___ EXTRACTED RECORDS ___
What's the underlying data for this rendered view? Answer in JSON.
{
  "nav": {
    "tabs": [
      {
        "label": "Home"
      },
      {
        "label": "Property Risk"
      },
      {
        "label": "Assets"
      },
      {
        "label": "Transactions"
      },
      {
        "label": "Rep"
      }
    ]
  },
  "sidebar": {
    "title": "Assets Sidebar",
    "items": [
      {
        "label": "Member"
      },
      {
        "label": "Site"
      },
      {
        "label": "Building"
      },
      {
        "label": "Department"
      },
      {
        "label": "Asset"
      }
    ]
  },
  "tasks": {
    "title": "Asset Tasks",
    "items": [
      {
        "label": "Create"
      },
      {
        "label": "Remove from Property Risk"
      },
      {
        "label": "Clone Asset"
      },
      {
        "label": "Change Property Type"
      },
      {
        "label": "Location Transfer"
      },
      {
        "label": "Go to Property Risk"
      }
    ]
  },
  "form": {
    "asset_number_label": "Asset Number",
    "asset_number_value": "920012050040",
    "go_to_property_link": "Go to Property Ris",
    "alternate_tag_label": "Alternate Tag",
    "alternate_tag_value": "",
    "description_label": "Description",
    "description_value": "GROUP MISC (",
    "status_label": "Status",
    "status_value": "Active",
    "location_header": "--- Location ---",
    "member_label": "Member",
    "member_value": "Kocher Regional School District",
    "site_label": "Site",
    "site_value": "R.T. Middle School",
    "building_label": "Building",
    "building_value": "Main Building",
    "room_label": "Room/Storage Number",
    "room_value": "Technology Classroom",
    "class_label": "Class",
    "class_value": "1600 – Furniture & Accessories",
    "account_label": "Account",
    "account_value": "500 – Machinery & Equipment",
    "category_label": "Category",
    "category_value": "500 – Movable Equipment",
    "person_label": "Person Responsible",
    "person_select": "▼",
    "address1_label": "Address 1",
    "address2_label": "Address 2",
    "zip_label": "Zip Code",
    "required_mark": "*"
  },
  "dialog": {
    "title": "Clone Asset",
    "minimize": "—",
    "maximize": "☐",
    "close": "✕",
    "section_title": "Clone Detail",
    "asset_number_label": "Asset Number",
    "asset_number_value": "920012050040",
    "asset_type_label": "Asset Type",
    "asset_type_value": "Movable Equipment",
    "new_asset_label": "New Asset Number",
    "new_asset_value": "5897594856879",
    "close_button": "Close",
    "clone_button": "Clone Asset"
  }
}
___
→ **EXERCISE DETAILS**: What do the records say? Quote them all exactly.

→ **ANSWER TO THIS EXERCISE**:
What's the underlying data for this rendered view? Answer in JSON.
{
  "nav": {
    "tabs": [
      {
        "label": "Home"
      },
      {
        "label": "Property Risk"
      },
      {
        "label": "Assets"
      },
      {
        "label": "Transactions"
      },
      {
        "label": "Rep"
      }
    ]
  },
  "sidebar": {
    "title": "Assets Sidebar",
    "items": [
      {
        "label": "Member"
      },
      {
        "label": "Site"
      },
      {
        "label": "Building"
      },
      {
        "label": "Department"
      },
      {
        "label": "Asset"
      }
    ]
  },
  "tasks": {
    "title": "Asset Tasks",
    "items": [
      {
        "label": "Create"
      },
      {
        "label": "Remove from Property Risk"
      },
      {
        "label": "Clone Asset"
      },
      {
        "label": "Change Property Type"
      },
      {
        "label": "Location Transfer"
      },
      {
        "label": "Go to Property Risk"
      }
    ]
  },
  "form": {
    "asset_number_label": "Asset Number",
    "asset_number_value": "920012050040",
    "go_to_property_link": "Go to Property Ris",
    "alternate_tag_label": "Alternate Tag",
    "alternate_tag_value": "",
    "description_label": "Description",
    "description_value": "GROUP MISC (",
    "status_label": "Status",
    "status_value": "Active",
    "location_header": "--- Location ---",
    "member_label": "Member",
    "member_value": "Kocher Regional School District",
    "site_label": "Site",
    "site_value": "R.T. Middle School",
    "building_label": "Building",
    "building_value": "Main Building",
    "room_label": "Room/Storage Number",
    "room_value": "Technology Classroom",
    "class_label": "Class",
    "class_value": "1600 – Furniture & Accessories",
    "account_label": "Account",
    "account_value": "500 – Machinery & Equipment",
    "category_label": "Category",
    "category_value": "500 – Movable Equipment",
    "person_label": "Person Responsible",
    "person_select": "▼",
    "address1_label": "Address 1",
    "address2_label": "Address 2",
    "zip_label": "Zip Code",
    "required_mark": "*"
  },
  "dialog": {
    "title": "Clone Asset",
    "minimize": "—",
    "maximize": "☐",
    "close": "✕",
    "section_title": "Clone Detail",
    "asset_number_label": "Asset Number",
    "asset_number_value": "920012050040",
    "asset_type_label": "Asset Type",
    "asset_type_value": "Movable Equipment",
    "new_asset_label": "New Asset Number",
    "new_asset_value": "5897594856879",
    "close_button": "Close",
    "clone_button": "Clone Asset"
  }
}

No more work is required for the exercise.